• Exercise prompt:
Output exactly the lines from the line with "Decode this image" through the end of the records below. Include nothing else.

(Element data from apps and pages)
════════════════

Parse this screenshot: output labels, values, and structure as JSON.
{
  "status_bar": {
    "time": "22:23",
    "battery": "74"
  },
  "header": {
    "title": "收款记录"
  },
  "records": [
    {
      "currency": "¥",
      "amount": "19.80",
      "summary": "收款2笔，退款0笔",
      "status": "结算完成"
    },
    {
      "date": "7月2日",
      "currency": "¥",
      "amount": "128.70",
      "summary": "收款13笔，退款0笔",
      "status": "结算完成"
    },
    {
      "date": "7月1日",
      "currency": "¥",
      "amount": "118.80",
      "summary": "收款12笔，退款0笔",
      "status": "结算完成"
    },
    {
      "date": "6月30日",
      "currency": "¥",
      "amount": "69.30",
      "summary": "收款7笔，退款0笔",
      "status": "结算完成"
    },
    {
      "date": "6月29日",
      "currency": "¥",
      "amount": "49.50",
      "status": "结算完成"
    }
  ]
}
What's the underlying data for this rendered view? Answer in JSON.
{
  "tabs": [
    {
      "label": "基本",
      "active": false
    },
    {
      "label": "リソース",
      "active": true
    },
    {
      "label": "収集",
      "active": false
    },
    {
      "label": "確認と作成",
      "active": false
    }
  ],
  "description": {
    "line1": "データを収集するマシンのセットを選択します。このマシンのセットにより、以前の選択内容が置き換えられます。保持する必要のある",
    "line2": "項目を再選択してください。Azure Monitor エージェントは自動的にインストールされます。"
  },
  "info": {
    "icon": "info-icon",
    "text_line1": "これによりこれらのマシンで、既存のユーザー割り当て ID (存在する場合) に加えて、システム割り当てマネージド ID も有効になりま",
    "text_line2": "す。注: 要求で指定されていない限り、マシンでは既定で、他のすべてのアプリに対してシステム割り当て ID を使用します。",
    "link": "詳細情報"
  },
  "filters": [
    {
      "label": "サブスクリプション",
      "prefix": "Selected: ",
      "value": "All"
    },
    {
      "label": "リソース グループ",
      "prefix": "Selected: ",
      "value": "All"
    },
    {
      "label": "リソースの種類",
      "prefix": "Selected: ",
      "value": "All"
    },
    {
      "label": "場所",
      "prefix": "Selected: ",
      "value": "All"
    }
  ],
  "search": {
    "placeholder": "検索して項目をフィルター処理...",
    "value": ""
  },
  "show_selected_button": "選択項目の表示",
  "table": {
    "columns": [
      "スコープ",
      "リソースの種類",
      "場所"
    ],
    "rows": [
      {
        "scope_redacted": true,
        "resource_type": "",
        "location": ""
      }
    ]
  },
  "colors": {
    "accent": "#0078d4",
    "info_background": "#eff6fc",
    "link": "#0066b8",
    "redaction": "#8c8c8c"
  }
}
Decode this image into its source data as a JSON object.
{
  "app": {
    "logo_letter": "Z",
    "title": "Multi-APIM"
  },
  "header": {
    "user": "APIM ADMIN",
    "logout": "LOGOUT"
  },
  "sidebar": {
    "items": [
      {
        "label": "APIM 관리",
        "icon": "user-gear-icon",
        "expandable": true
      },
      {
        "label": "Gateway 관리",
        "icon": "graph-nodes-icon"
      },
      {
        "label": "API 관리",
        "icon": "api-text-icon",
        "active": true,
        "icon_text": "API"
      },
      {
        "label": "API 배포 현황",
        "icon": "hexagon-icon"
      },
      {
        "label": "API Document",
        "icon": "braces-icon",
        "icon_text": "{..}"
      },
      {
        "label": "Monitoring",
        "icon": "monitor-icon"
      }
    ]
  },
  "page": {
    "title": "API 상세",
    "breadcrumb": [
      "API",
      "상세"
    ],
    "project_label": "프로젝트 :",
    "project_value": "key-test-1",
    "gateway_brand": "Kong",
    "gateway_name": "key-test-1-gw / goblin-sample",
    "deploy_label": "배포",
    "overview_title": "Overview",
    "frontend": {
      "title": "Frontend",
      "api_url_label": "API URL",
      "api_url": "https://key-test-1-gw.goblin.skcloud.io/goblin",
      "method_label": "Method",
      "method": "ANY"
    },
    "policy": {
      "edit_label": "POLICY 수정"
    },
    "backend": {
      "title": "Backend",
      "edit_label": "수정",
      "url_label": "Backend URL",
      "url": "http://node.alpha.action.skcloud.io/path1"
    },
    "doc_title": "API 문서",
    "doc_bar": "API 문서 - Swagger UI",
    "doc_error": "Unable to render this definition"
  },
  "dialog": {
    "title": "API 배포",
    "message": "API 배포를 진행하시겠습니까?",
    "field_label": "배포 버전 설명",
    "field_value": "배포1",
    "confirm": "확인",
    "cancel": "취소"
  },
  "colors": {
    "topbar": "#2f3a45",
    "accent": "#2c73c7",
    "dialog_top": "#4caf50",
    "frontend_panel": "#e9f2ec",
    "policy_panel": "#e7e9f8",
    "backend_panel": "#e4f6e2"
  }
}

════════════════

• Answer for this exercise:
Decode this image into its source data as a JSON object.
{
  "app": {
    "logo_letter": "Z",
    "title": "Multi-APIM"
  },
  "header": {
    "user": "APIM ADMIN",
    "logout": "LOGOUT"
  },
  "sidebar": {
    "items": [
      {
        "label": "APIM 관리",
        "icon": "user-gear-icon",
        "expandable": true
      },
      {
        "label": "Gateway 관리",
        "icon": "graph-nodes-icon"
      },
      {
        "label": "API 관리",
        "icon": "api-text-icon",
        "active": true,
        "icon_text": "API"
      },
      {
        "label": "API 배포 현황",
        "icon": "hexagon-icon"
      },
      {
        "label": "API Document",
        "icon": "braces-icon",
        "icon_text": "{..}"
      },
      {
        "label": "Monitoring",
        "icon": "monitor-icon"
      }
    ]
  },
  "page": {
    "title": "API 상세",
    "breadcrumb": [
      "API",
      "상세"
    ],
    "project_label": "프로젝트 :",
    "project_value": "key-test-1",
    "gateway_brand": "Kong",
    "gateway_name": "key-test-1-gw / goblin-sample",
    "deploy_label": "배포",
    "overview_title": "Overview",
    "frontend": {
      "title": "Frontend",
      "api_url_label": "API URL",
      "api_url": "https://key-test-1-gw.goblin.skcloud.io/goblin",
      "method_label": "Method",
      "method": "ANY"
    },
    "policy": {
      "edit_label": "POLICY 수정"
    },
    "backend": {
      "title": "Backend",
      "edit_label": "수정",
      "url_label": "Backend URL",
      "url": "http://node.alpha.action.skcloud.io/path1"
    },
    "doc_title": "API 문서",
    "doc_bar": "API 문서 - Swagger UI",
    "doc_error": "Unable to render this definition"
  },
  "dialog": {
    "title": "API 배포",
    "message": "API 배포를 진행하시겠습니까?",
    "field_label": "배포 버전 설명",
    "field_value": "배포1",
    "confirm": "확인",
    "cancel": "취소"
  },
  "colors": {
    "topbar": "#2f3a45",
    "accent": "#2c73c7",
    "dialog_top": "#4caf50",
    "frontend_panel": "#e9f2ec",
    "policy_panel": "#e7e9f8",
    "backend_panel": "#e4f6e2"
  }
}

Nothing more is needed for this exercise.